[WHAT NEEDS TO BE DONE]: Give back each line of the data exactly as it reads, minus the pictures.

-------- DATA EXTRACT --------

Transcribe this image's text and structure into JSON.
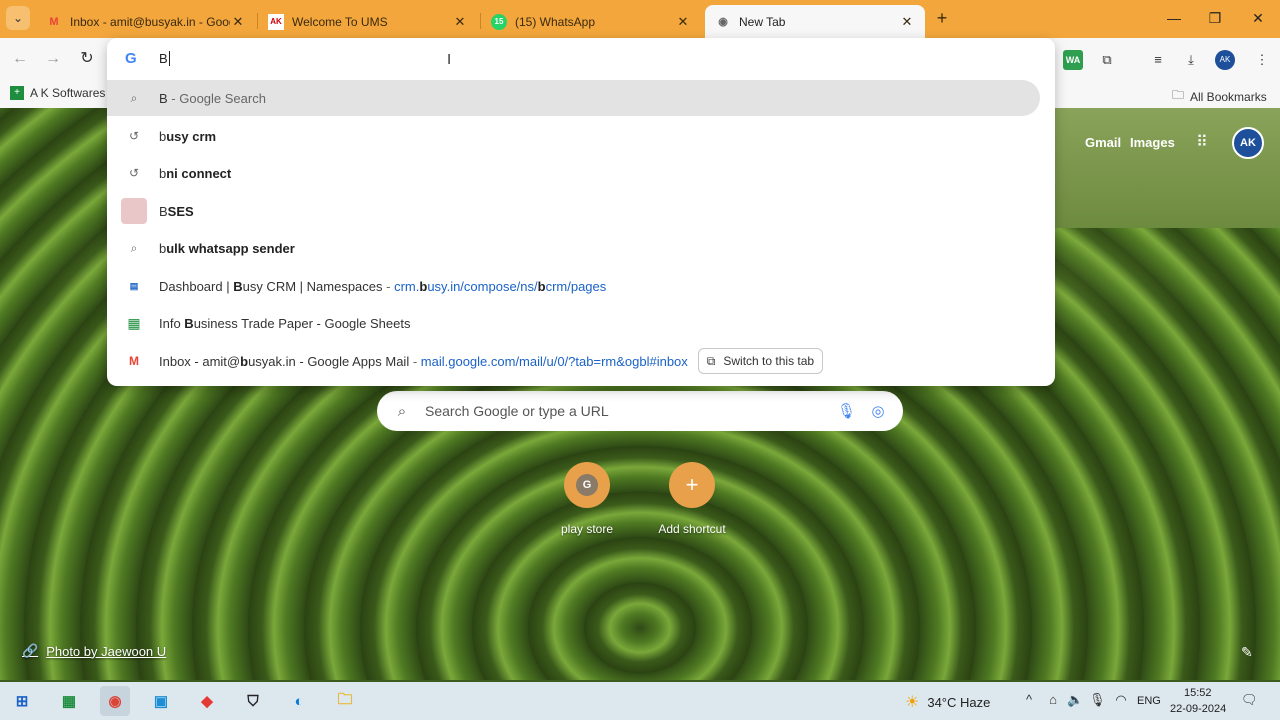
{
  "tabs": [
    {
      "title": "Inbox - amit@busyak.in - Goog",
      "favicon": "gmail-icon"
    },
    {
      "title": "Welcome To UMS",
      "favicon": "ums-icon"
    },
    {
      "title": "(15) WhatsApp",
      "favicon": "whatsapp-icon"
    },
    {
      "title": "New Tab",
      "favicon": "chrome-icon"
    }
  ],
  "bookmarks": {
    "first": "A K Softwares A",
    "all": "All Bookmarks"
  },
  "omnibox": {
    "value": "B",
    "suggestions": [
      {
        "icon": "search-icon",
        "pre": "B",
        "bold": "",
        "post": "",
        "sub": " - Google Search"
      },
      {
        "icon": "history-icon",
        "pre": "b",
        "bold": "usy crm",
        "post": ""
      },
      {
        "icon": "history-icon",
        "pre": "b",
        "bold": "ni connect",
        "post": ""
      },
      {
        "icon": "bses-icon",
        "pre": "B",
        "bold": "SES",
        "post": ""
      },
      {
        "icon": "search-icon",
        "pre": "b",
        "bold": "ulk whatsapp sender",
        "post": ""
      },
      {
        "icon": "busy-icon",
        "pre": "Dashboard | ",
        "bold": "B",
        "post": "usy CRM | Namespaces",
        "url_pre": "crm.",
        "url_bold": "b",
        "url_mid": "usy.in/compose/ns/",
        "url_bold2": "b",
        "url_post": "crm/pages"
      },
      {
        "icon": "sheets-icon",
        "pre": "Info ",
        "bold": "B",
        "post": "usiness Trade Paper - Google Sheets"
      },
      {
        "icon": "gmail-icon",
        "pre": "Inbox - amit@",
        "bold": "b",
        "post": "usyak.in - Google Apps Mail",
        "url": "mail.google.com/mail/u/0/?tab=rm&ogbl#inbox",
        "button": "Switch to this tab"
      }
    ]
  },
  "ntp": {
    "gmail": "Gmail",
    "images": "Images",
    "avatar": "AK",
    "search_placeholder": "Search Google or type a URL",
    "shortcuts": [
      {
        "label": "play store",
        "letter": "G"
      },
      {
        "label": "Add shortcut",
        "letter": "+"
      }
    ],
    "photo_credit": "Photo by Jaewoon U"
  },
  "taskbar": {
    "weather": "34°C  Haze",
    "lang": "ENG",
    "time": "15:52",
    "date": "22-09-2024"
  },
  "colors": {
    "tabstrip": "#f2a63b",
    "accent": "#1a62c7"
  }
}
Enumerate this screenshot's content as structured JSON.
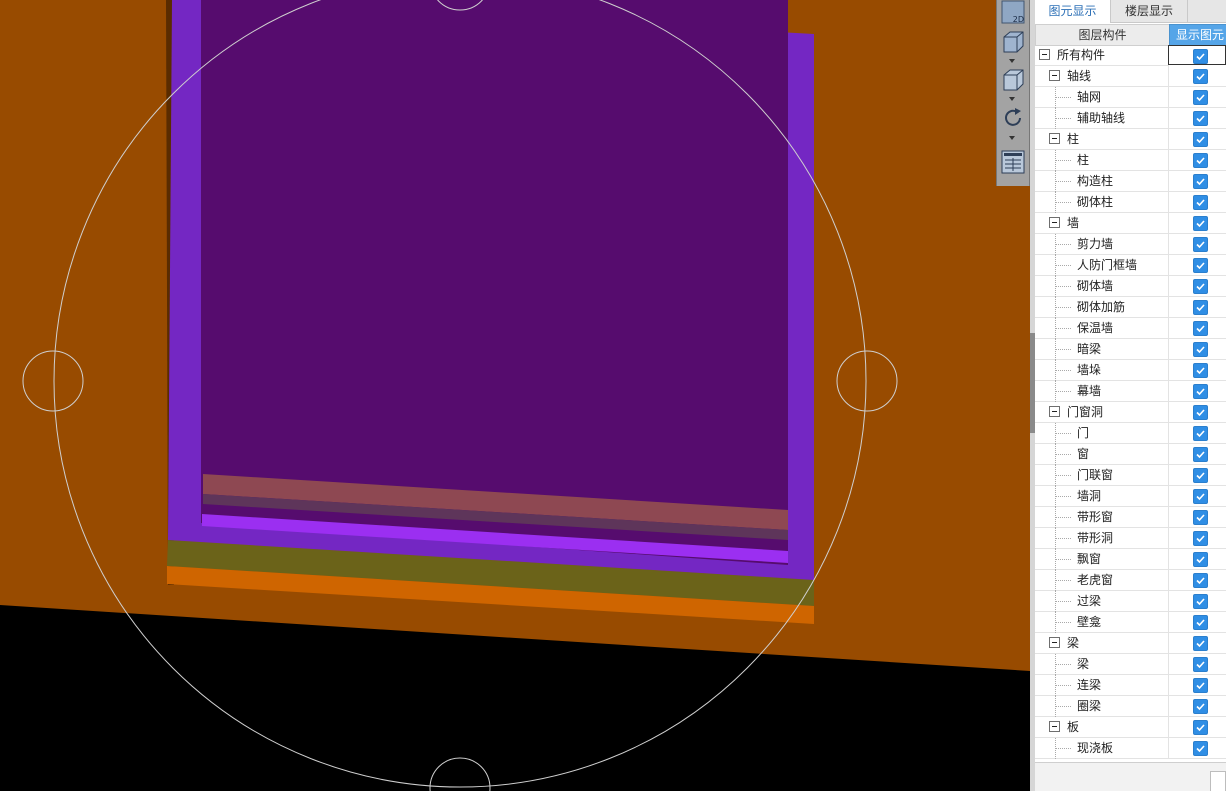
{
  "tabs": [
    {
      "label": "图元显示",
      "active": true
    },
    {
      "label": "楼层显示",
      "active": false
    }
  ],
  "grid_header": {
    "name_column": "图层构件",
    "show_column": "显示图元"
  },
  "toolbar": {
    "view_2d_label": "2D"
  },
  "tree": [
    {
      "label": "所有构件",
      "level": 0,
      "expander": true,
      "checked": false
    },
    {
      "label": "轴线",
      "level": 1,
      "expander": true,
      "checked": true
    },
    {
      "label": "轴网",
      "level": 2,
      "checked": true
    },
    {
      "label": "辅助轴线",
      "level": 2,
      "checked": true
    },
    {
      "label": "柱",
      "level": 1,
      "expander": true,
      "checked": true
    },
    {
      "label": "柱",
      "level": 2,
      "checked": true
    },
    {
      "label": "构造柱",
      "level": 2,
      "checked": true
    },
    {
      "label": "砌体柱",
      "level": 2,
      "checked": true
    },
    {
      "label": "墙",
      "level": 1,
      "expander": true,
      "checked": true
    },
    {
      "label": "剪力墙",
      "level": 2,
      "checked": true
    },
    {
      "label": "人防门框墙",
      "level": 2,
      "checked": true
    },
    {
      "label": "砌体墙",
      "level": 2,
      "checked": true
    },
    {
      "label": "砌体加筋",
      "level": 2,
      "checked": true
    },
    {
      "label": "保温墙",
      "level": 2,
      "checked": true
    },
    {
      "label": "暗梁",
      "level": 2,
      "checked": true
    },
    {
      "label": "墙垛",
      "level": 2,
      "checked": true
    },
    {
      "label": "幕墙",
      "level": 2,
      "checked": true
    },
    {
      "label": "门窗洞",
      "level": 1,
      "expander": true,
      "checked": true
    },
    {
      "label": "门",
      "level": 2,
      "checked": true
    },
    {
      "label": "窗",
      "level": 2,
      "checked": true
    },
    {
      "label": "门联窗",
      "level": 2,
      "checked": true
    },
    {
      "label": "墙洞",
      "level": 2,
      "checked": true
    },
    {
      "label": "带形窗",
      "level": 2,
      "checked": true
    },
    {
      "label": "带形洞",
      "level": 2,
      "checked": true
    },
    {
      "label": "飘窗",
      "level": 2,
      "checked": true
    },
    {
      "label": "老虎窗",
      "level": 2,
      "checked": true
    },
    {
      "label": "过梁",
      "level": 2,
      "checked": true
    },
    {
      "label": "壁龛",
      "level": 2,
      "checked": true
    },
    {
      "label": "梁",
      "level": 1,
      "expander": true,
      "checked": true
    },
    {
      "label": "梁",
      "level": 2,
      "checked": true
    },
    {
      "label": "连梁",
      "level": 2,
      "checked": true
    },
    {
      "label": "圈梁",
      "level": 2,
      "checked": true
    },
    {
      "label": "板",
      "level": 1,
      "expander": true,
      "checked": true
    },
    {
      "label": "现浇板",
      "level": 2,
      "checked": true
    }
  ],
  "colors": {
    "slab": "#984b00",
    "wall_purple": "#7427c3",
    "inner_purple": "#560c6e",
    "olive_band": "#6b6319",
    "orange_band": "#cf6500",
    "checkbox_blue": "#2f8ee5",
    "header_blue": "#55a5e8"
  }
}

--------

[EXERCISE RESPONSE]:
Transcribe this image's text and structure into JSON.
{
  "tabs": [
    {
      "title": "Inbox - amit@busyak.in - Goog",
      "favicon": "gmail-icon"
    },
    {
      "title": "Welcome To UMS",
      "favicon": "ums-icon"
    },
    {
      "title": "(15) WhatsApp",
      "favicon": "whatsapp-icon"
    },
    {
      "title": "New Tab",
      "favicon": "chrome-icon"
    }
  ],
  "bookmarks": {
    "first": "A K Softwares A",
    "all": "All Bookmarks"
  },
  "omnibox": {
    "value": "B",
    "suggestions": [
      {
        "icon": "search-icon",
        "pre": "B",
        "bold": "",
        "post": "",
        "sub": " - Google Search"
      },
      {
        "icon": "history-icon",
        "pre": "b",
        "bold": "usy crm",
        "post": ""
      },
      {
        "icon": "history-icon",
        "pre": "b",
        "bold": "ni connect",
        "post": ""
      },
      {
        "icon": "bses-icon",
        "pre": "B",
        "bold": "SES",
        "post": ""
      },
      {
        "icon": "search-icon",
        "pre": "b",
        "bold": "ulk whatsapp sender",
        "post": ""
      },
      {
        "icon": "busy-icon",
        "pre": "Dashboard | ",
        "bold": "B",
        "post": "usy CRM | Namespaces",
        "url_pre": "crm.",
        "url_bold": "b",
        "url_mid": "usy.in/compose/ns/",
        "url_bold2": "b",
        "url_post": "crm/pages"
      },
      {
        "icon": "sheets-icon",
        "pre": "Info ",
        "bold": "B",
        "post": "usiness Trade Paper - Google Sheets"
      },
      {
        "icon": "gmail-icon",
        "pre": "Inbox - amit@",
        "bold": "b",
        "post": "usyak.in - Google Apps Mail",
        "url": "mail.google.com/mail/u/0/?tab=rm&ogbl#inbox",
        "button": "Switch to this tab"
      }
    ]
  },
  "ntp": {
    "gmail": "Gmail",
    "images": "Images",
    "avatar": "AK",
    "search_placeholder": "Search Google or type a URL",
    "shortcuts": [
      {
        "label": "play store",
        "letter": "G"
      },
      {
        "label": "Add shortcut",
        "letter": "+"
      }
    ],
    "photo_credit": "Photo by Jaewoon U"
  },
  "taskbar": {
    "weather": "34°C  Haze",
    "lang": "ENG",
    "time": "15:52",
    "date": "22-09-2024"
  },
  "colors": {
    "tabstrip": "#f2a63b",
    "accent": "#1a62c7"
  }
}
Enumerate this screenshot's content as structured JSON.
{
  "tabs": [
    {
      "label": "图元显示",
      "active": true
    },
    {
      "label": "楼层显示",
      "active": false
    }
  ],
  "grid_header": {
    "name_column": "图层构件",
    "show_column": "显示图元"
  },
  "toolbar": {
    "view_2d_label": "2D"
  },
  "tree": [
    {
      "label": "所有构件",
      "level": 0,
      "expander": true,
      "checked": false
    },
    {
      "label": "轴线",
      "level": 1,
      "expander": true,
      "checked": true
    },
    {
      "label": "轴网",
      "level": 2,
      "checked": true
    },
    {
      "label": "辅助轴线",
      "level": 2,
      "checked": true
    },
    {
      "label": "柱",
      "level": 1,
      "expander": true,
      "checked": true
    },
    {
      "label": "柱",
      "level": 2,
      "checked": true
    },
    {
      "label": "构造柱",
      "level": 2,
      "checked": true
    },
    {
      "label": "砌体柱",
      "level": 2,
      "checked": true
    },
    {
      "label": "墙",
      "level": 1,
      "expander": true,
      "checked": true
    },
    {
      "label": "剪力墙",
      "level": 2,
      "checked": true
    },
    {
      "label": "人防门框墙",
      "level": 2,
      "checked": true
    },
    {
      "label": "砌体墙",
      "level": 2,
      "checked": true
    },
    {
      "label": "砌体加筋",
      "level": 2,
      "checked": true
    },
    {
      "label": "保温墙",
      "level": 2,
      "checked": true
    },
    {
      "label": "暗梁",
      "level": 2,
      "checked": true
    },
    {
      "label": "墙垛",
      "level": 2,
      "checked": true
    },
    {
      "label": "幕墙",
      "level": 2,
      "checked": true
    },
    {
      "label": "门窗洞",
      "level": 1,
      "expander": true,
      "checked": true
    },
    {
      "label": "门",
      "level": 2,
      "checked": true
    },
    {
      "label": "窗",
      "level": 2,
      "checked": true
    },
    {
      "label": "门联窗",
      "level": 2,
      "checked": true
    },
    {
      "label": "墙洞",
      "level": 2,
      "checked": true
    },
    {
      "label": "带形窗",
      "level": 2,
      "checked": true
    },
    {
      "label": "带形洞",
      "level": 2,
      "checked": true
    },
    {
      "label": "飘窗",
      "level": 2,
      "checked": true
    },
    {
      "label": "老虎窗",
      "level": 2,
      "checked": true
    },
    {
      "label": "过梁",
      "level": 2,
      "checked": true
    },
    {
      "label": "壁龛",
      "level": 2,
      "checked": true
    },
    {
      "label": "梁",
      "level": 1,
      "expander": true,
      "checked": true
    },
    {
      "label": "梁",
      "level": 2,
      "checked": true
    },
    {
      "label": "连梁",
      "level": 2,
      "checked": true
    },
    {
      "label": "圈梁",
      "level": 2,
      "checked": true
    },
    {
      "label": "板",
      "level": 1,
      "expander": true,
      "checked": true
    },
    {
      "label": "现浇板",
      "level": 2,
      "checked": true
    }
  ],
  "colors": {
    "slab": "#984b00",
    "wall_purple": "#7427c3",
    "inner_purple": "#560c6e",
    "olive_band": "#6b6319",
    "orange_band": "#cf6500",
    "checkbox_blue": "#2f8ee5",
    "header_blue": "#55a5e8"
  }
}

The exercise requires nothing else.